Material for the task:
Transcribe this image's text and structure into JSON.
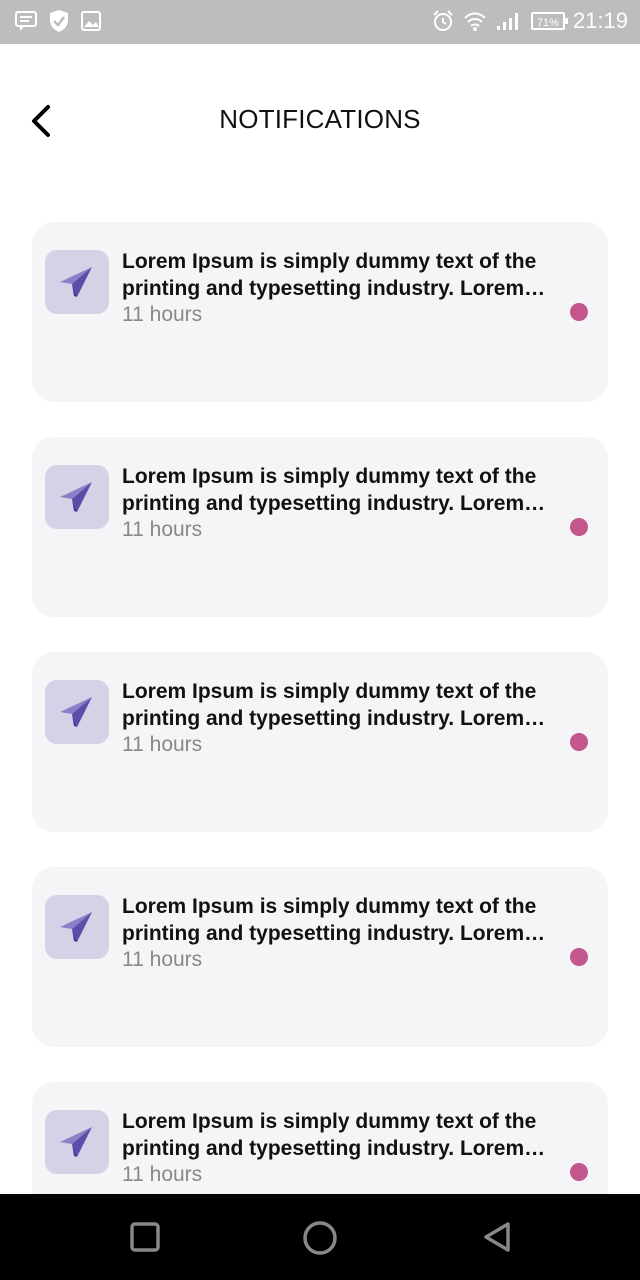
{
  "status_bar": {
    "time": "21:19",
    "battery": "71%",
    "left_icons": [
      "message-icon",
      "shield-icon",
      "image-icon"
    ],
    "right_icons": [
      "alarm-icon",
      "wifi-icon",
      "signal-icon",
      "battery-icon"
    ]
  },
  "header": {
    "title": "NOTIFICATIONS",
    "back_icon": "chevron-left-icon"
  },
  "notifications": [
    {
      "message": "Lorem Ipsum is simply dummy text of the printing and typesetting industry. Lorem Ipsum has been the industry's standard dummy text",
      "time": "11 hours",
      "unread": true
    },
    {
      "message": "Lorem Ipsum is simply dummy text of the printing and typesetting industry. Lorem Ipsum has been the industry's standard dummy text",
      "time": "11 hours",
      "unread": true
    },
    {
      "message": "Lorem Ipsum is simply dummy text of the printing and typesetting industry. Lorem Ipsum has been the industry's standard dummy text",
      "time": "11 hours",
      "unread": true
    },
    {
      "message": "Lorem Ipsum is simply dummy text of the printing and typesetting industry. Lorem Ipsum has been the industry's standard dummy text",
      "time": "11 hours",
      "unread": true
    },
    {
      "message": "Lorem Ipsum is simply dummy text of the printing and typesetting industry. Lorem Ipsum has been the industry's standard dummy text",
      "time": "11 hours",
      "unread": true
    }
  ],
  "colors": {
    "accent_dot": "#c3578d",
    "icon_bg": "#d5d2e8",
    "icon_fg": "#6a5fb0",
    "card_bg": "#f5f5f7",
    "status_bar_bg": "#bdbdbd"
  },
  "nav_bar": {
    "buttons": [
      "recent-apps-icon",
      "home-icon",
      "back-icon"
    ]
  }
}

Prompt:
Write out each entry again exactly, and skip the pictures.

Expected output:
Transcribe this image's text and structure into JSON.
{
  "status_bar": {
    "time": "21:19",
    "battery": "71%",
    "left_icons": [
      "message-icon",
      "shield-icon",
      "image-icon"
    ],
    "right_icons": [
      "alarm-icon",
      "wifi-icon",
      "signal-icon",
      "battery-icon"
    ]
  },
  "header": {
    "title": "NOTIFICATIONS",
    "back_icon": "chevron-left-icon"
  },
  "notifications": [
    {
      "message": "Lorem Ipsum is simply dummy text of the printing and typesetting industry. Lorem Ipsum has been the industry's standard dummy text",
      "time": "11 hours",
      "unread": true
    },
    {
      "message": "Lorem Ipsum is simply dummy text of the printing and typesetting industry. Lorem Ipsum has been the industry's standard dummy text",
      "time": "11 hours",
      "unread": true
    },
    {
      "message": "Lorem Ipsum is simply dummy text of the printing and typesetting industry. Lorem Ipsum has been the industry's standard dummy text",
      "time": "11 hours",
      "unread": true
    },
    {
      "message": "Lorem Ipsum is simply dummy text of the printing and typesetting industry. Lorem Ipsum has been the industry's standard dummy text",
      "time": "11 hours",
      "unread": true
    },
    {
      "message": "Lorem Ipsum is simply dummy text of the printing and typesetting industry. Lorem Ipsum has been the industry's standard dummy text",
      "time": "11 hours",
      "unread": true
    }
  ],
  "colors": {
    "accent_dot": "#c3578d",
    "icon_bg": "#d5d2e8",
    "icon_fg": "#6a5fb0",
    "card_bg": "#f5f5f7",
    "status_bar_bg": "#bdbdbd"
  },
  "nav_bar": {
    "buttons": [
      "recent-apps-icon",
      "home-icon",
      "back-icon"
    ]
  }
}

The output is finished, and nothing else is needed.